Ehresman said the clinic typically sees around 400 clients a year, with 40 to 50 receiving low-cost therapy at any given time. Following the tough decision to shut down its clinic, CHAC will be working to connect its current clients with other mental health care resources between now and Aug. 1, the clinic’s hard stop date. In the interim, the clinic will not be accepting any new clients.
“The really hard thing is that we’ve had to tell people who are calling for our services that we can’t accept them, and we are not maintaining a waiting list,” Ehresman said. “That part is heartbreaking and really hard, because there are people who are in need of care, and CHAC has been a very affordable, trusted provider for them.”
Length of hiatus and possible solutions
In addition to the $1 million from the county in the pipeline, Ehresman said there are other opportunities on the horizon that could allow the clinic to resume discontinued services, including partnerships with other organizations.
“We have been talking with lots of other behavioral health providers in the community,” she said. “None of us want to have an empty building on El Camino. We want to try to have services be available for folks that are affordable.”

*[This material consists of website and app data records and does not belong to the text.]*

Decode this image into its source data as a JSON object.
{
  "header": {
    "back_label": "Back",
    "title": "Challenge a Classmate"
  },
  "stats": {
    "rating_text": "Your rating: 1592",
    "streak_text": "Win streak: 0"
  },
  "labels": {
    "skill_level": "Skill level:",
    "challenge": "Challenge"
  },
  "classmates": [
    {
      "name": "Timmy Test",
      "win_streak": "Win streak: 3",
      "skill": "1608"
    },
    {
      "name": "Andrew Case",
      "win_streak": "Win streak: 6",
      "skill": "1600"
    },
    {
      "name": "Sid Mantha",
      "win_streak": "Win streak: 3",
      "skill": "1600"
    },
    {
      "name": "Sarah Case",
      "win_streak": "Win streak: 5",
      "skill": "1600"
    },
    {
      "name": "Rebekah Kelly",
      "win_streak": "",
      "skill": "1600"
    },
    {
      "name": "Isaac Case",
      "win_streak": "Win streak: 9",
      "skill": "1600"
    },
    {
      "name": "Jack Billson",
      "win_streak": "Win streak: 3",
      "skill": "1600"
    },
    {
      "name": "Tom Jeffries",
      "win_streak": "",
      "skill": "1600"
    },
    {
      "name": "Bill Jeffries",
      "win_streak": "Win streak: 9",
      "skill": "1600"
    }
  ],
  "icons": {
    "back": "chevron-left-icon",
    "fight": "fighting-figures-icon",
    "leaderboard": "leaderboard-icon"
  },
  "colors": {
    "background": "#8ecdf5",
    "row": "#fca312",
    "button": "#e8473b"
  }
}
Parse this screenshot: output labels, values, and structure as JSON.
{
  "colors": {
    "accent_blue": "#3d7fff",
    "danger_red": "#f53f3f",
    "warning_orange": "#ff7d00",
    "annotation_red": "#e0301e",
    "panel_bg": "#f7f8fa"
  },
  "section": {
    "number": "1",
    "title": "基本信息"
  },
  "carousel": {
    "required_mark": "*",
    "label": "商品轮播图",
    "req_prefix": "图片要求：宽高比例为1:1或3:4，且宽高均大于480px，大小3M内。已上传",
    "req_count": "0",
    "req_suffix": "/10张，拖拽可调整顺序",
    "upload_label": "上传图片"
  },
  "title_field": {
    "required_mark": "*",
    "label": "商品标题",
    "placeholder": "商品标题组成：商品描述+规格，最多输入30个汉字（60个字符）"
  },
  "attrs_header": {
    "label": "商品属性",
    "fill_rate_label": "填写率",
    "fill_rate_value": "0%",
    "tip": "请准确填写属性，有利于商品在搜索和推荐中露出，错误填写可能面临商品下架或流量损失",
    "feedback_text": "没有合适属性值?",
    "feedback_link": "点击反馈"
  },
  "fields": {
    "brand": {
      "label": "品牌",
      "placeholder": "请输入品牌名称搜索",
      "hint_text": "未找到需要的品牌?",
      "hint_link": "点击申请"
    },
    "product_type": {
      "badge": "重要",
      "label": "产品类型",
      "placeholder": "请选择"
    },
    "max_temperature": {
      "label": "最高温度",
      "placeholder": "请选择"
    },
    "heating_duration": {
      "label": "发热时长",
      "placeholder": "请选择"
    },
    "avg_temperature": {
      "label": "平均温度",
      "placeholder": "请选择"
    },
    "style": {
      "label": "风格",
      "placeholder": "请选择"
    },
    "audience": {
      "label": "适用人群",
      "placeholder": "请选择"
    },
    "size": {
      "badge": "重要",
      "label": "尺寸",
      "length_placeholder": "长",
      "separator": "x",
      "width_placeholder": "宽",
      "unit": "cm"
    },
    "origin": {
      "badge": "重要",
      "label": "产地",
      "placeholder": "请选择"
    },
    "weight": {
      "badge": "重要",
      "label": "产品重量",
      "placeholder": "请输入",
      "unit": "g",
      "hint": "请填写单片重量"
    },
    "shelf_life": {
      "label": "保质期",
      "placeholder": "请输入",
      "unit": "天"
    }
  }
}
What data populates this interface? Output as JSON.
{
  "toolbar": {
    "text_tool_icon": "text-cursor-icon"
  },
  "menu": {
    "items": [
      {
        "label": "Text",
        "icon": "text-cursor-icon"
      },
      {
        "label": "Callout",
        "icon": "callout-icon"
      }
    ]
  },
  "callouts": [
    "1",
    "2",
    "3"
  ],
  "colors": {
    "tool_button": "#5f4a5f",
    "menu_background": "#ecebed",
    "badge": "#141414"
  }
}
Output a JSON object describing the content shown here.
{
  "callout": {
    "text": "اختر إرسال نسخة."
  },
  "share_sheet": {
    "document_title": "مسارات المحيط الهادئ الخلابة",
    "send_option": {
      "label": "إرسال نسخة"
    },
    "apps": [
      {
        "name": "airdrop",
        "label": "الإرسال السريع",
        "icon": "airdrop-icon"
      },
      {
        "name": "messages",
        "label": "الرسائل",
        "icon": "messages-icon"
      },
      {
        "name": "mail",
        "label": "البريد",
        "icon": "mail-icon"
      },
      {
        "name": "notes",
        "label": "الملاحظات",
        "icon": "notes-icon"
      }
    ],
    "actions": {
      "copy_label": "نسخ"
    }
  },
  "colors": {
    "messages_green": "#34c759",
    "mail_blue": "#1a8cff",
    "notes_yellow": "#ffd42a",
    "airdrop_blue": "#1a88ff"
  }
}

While this type of partnership hasn’t yet come to fruition, Ehresman said she’s hopeful that it might in the next six months or so. Such a collaboration could take a number of different forms, like leasing out part of CHAC’s space to another provider, or members of CHAC’s staff combining forces with another provider’s staff to restore some level of clinic service for the community, Ehresman said.
“Things are on the horizon, they just don’t line up nice and neat with the fiscal calendar that starts July 1,” Ehresman said. “So that’s why this decision needed to be made.”
In the long term, Ehresman said CHAC’s clinic services need to become more financially sustainable. One way for that to happen is to make the organization eligible for Medi-Cal funding and reimbursements for services it provides.
“We have to look at the lift that it would take in order for us to be qualified to receive Medi-Cal,” Ehresman said. “That doesn’t happen with the snap of a finger. It could take up to a year or longer.”
District 5 county Supervisor Joe Simitian, who pushed for CHAC to receive the $1 million county funding contribution, is a strong supporter of this long-term solution.
“The county will work with CHAC to try to ensure that CHAC can make itself Medi-Cal eligible,” Simitian told the Voice. “That is the means by which CHAC can be reimbursed for the services they provide, and that is the essential element of making sure that they’re financially secure as they provide these services in the future.”
The process to become eligible for Medi-Cal reimbursements goes through the state Department of Health Care Services, and begins with an application, Simitian's office told the Voice.
“I think they’re clearly at a place where they’ll want to have some conversations about governance and structure,” Simitian added. “Times change, funding systems change, the regulatory environment changes. I applaud CHAC for recognizing that their model and structure needs to evolve in order to keep serving county residents.”
Ehresman said that as hard as it was to put CHAC’s clinic services on hiatus, it does offer the organization something of a blank slate to figure out its future.
“We’re in a period of discovery, and we’re in a period of pain, honestly. Nobody likes these decisions,” Ehresman said. “The clinic is the place where we’ve got to really put this attention and energy to figure out solutions that aren’t just Band-Aids and duct tape, but are long-term, good answers. That will be a lot of the reflection and discernment process that we’ve begun and we’ll continue over the next six to 12 months.”